By Eddie Rodieck
This is the season for flowering Ironwoods and Palo Verde. Yellow and purple line the desert roadways in the upper bajadas and “microclimate” areas around Tucson.
Ironwood trees can grow throughout the Sonoran Desert but especially flourish in zones called microclimates. A microclimate is a very small or restricted area where the climate varies slightly from the surrounding area. Microclimates are common around hills and valleys where the temperatures can vary by several degrees with warmer temperatures at the tops of slopes and cooler ones at the bottom. This occurs because warmer air rises and cooler air drops. The Ironwoods tend to grow in the upper bajadas where the temperatures remain warm.
Ironwood trees are less susceptible to frost in areas with warmer microclimates. One notable area exists along Orange Grove Road which used to be a vast commercial orange grove plantation. Many of the old orange trees can still be seen today dotting the landscape of the homes in the area.
Ironwood trees grow and last for up to 1,500 years. Even the dead trunks of some trees can last 1,000 years before deteriorating. These old ironwood trees become a living history of the area. For example, the Ironwood tree that Wyatt Earp tied his tent to while mining by the Colorado River is still alive and flourishing today. Some ancient Ironwoods that were cut down in prehistoric times still show evidence of the stone axe cuts used by the Hohokam.
The Palo Verde
Palo Verde Trees grow in an abundance in our desert and are the nursemaids to fledging Saguaros. Young Saguaros can often be seen growing in clusters under the canopy of Palo Verde trees. These Saguaros typically grow together in clusters three feet to six feet apart, tall and majestic. Long after their mother, the nursemaid Palo Verde tree has passed, the remains of the tree can be seen lying at feet of the mighty Saguaro.
The name Palo Verde comes form the Spanish for “green stick”. This is because the bark of the Palo Verde is filled with chlorophyll, allowing it to undergo much of its photosynthesis through the bark, giving it a green appearance. A native to the Sonoran Desert, the Palo Verde is Arizona’s state tree and can live to be between 100 and 400 years old.
In addition to their natural beauty, the seeds of the Palo Verde tree can be harvested. This typically occurs just before the monsoon season when the pods are green and the seeds are tender. You can eat the sweet seeds just as you would peas or edamame. Even the flowers are edible and can add a dash of color to a salad.
Enjoy spring time in the desert.
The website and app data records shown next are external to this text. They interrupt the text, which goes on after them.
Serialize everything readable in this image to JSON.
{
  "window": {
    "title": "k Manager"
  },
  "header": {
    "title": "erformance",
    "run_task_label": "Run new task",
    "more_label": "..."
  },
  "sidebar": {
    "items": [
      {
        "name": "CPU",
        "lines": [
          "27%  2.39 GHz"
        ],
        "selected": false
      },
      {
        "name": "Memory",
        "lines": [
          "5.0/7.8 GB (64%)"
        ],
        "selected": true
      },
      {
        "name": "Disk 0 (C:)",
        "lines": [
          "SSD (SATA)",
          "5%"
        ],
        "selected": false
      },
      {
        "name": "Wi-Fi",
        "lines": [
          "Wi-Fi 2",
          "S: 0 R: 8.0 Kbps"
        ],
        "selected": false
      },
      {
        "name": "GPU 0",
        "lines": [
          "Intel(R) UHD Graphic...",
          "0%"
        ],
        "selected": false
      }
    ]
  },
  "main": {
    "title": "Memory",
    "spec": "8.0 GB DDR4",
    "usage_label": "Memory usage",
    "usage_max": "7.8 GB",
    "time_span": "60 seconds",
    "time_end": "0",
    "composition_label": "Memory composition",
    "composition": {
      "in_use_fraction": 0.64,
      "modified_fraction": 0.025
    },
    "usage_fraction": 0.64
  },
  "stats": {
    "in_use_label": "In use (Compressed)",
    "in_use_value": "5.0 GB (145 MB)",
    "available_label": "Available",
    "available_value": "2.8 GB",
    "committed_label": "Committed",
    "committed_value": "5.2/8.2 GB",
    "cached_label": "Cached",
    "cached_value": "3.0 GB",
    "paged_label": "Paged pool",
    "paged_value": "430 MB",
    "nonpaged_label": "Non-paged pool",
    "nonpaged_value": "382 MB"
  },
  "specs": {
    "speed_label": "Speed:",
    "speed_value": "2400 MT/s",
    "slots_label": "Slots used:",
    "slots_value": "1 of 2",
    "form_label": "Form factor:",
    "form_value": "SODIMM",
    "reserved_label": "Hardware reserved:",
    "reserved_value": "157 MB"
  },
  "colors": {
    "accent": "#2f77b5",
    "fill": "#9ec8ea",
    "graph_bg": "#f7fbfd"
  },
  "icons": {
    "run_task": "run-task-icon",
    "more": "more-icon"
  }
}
It’s a special time of year with beautiful tree blossoms, cactus flowers, and a plethora of other things to see, if you know what you’re looking for. If you would like more information about Ironwood or Palo Verde trees, please contact Cherry Landscape at (520) 292-9776.